This book analyzes issues in human rights law from a variety of perspectives by eminent European and Asian professors of constitutional law, international public law, and European Union law.
As a result, their contributions collected here illustrate the phenomenon of cross-fertilization not only in Europe (the EU and its member states and the Council of Europe), but also between Europe and Asia. Furthermore, it reveals the influence that national and foreign law, EU law and the European Convention on Human Rights, and European and Asian law exert over one another.
The various chapters cover general fundamental rights and human rights issues in Europe and Asia as well as specific topics regarding the principles of nondiscrimination, women’s rights, the right to freedom of speech in Japan, and China’s Development Banks in Asia.

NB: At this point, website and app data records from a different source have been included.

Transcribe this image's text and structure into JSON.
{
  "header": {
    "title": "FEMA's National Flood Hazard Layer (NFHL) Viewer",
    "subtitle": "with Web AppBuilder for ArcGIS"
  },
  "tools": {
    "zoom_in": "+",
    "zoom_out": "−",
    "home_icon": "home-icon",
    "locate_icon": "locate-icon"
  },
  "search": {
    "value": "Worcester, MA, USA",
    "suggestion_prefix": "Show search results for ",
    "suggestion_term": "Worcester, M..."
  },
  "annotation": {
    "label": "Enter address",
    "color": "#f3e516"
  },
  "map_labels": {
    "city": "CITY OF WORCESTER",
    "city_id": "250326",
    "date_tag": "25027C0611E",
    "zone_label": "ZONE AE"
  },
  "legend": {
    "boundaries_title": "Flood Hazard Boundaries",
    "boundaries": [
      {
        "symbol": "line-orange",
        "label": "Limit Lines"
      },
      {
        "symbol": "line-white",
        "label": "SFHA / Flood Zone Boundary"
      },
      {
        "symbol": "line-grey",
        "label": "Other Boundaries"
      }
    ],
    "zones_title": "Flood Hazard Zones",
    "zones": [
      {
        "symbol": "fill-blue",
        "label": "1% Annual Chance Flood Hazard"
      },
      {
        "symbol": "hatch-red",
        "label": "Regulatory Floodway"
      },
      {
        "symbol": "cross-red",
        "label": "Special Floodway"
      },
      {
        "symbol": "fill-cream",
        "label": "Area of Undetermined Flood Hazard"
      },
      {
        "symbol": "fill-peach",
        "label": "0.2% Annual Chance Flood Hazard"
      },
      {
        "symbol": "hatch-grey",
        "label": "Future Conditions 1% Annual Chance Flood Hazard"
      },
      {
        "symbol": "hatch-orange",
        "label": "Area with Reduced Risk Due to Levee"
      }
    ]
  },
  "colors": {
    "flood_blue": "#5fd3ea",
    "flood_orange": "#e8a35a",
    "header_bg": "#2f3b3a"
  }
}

Protection of human rights should be guaranteed in the international community, and research based on a comparative law approach is useful for the protection of human rights at a higher level. As the product of academic cooperation between ten professors of Japanese, Taiwanese, German, Italian, and Belgian nationalities, this work responds to such needs.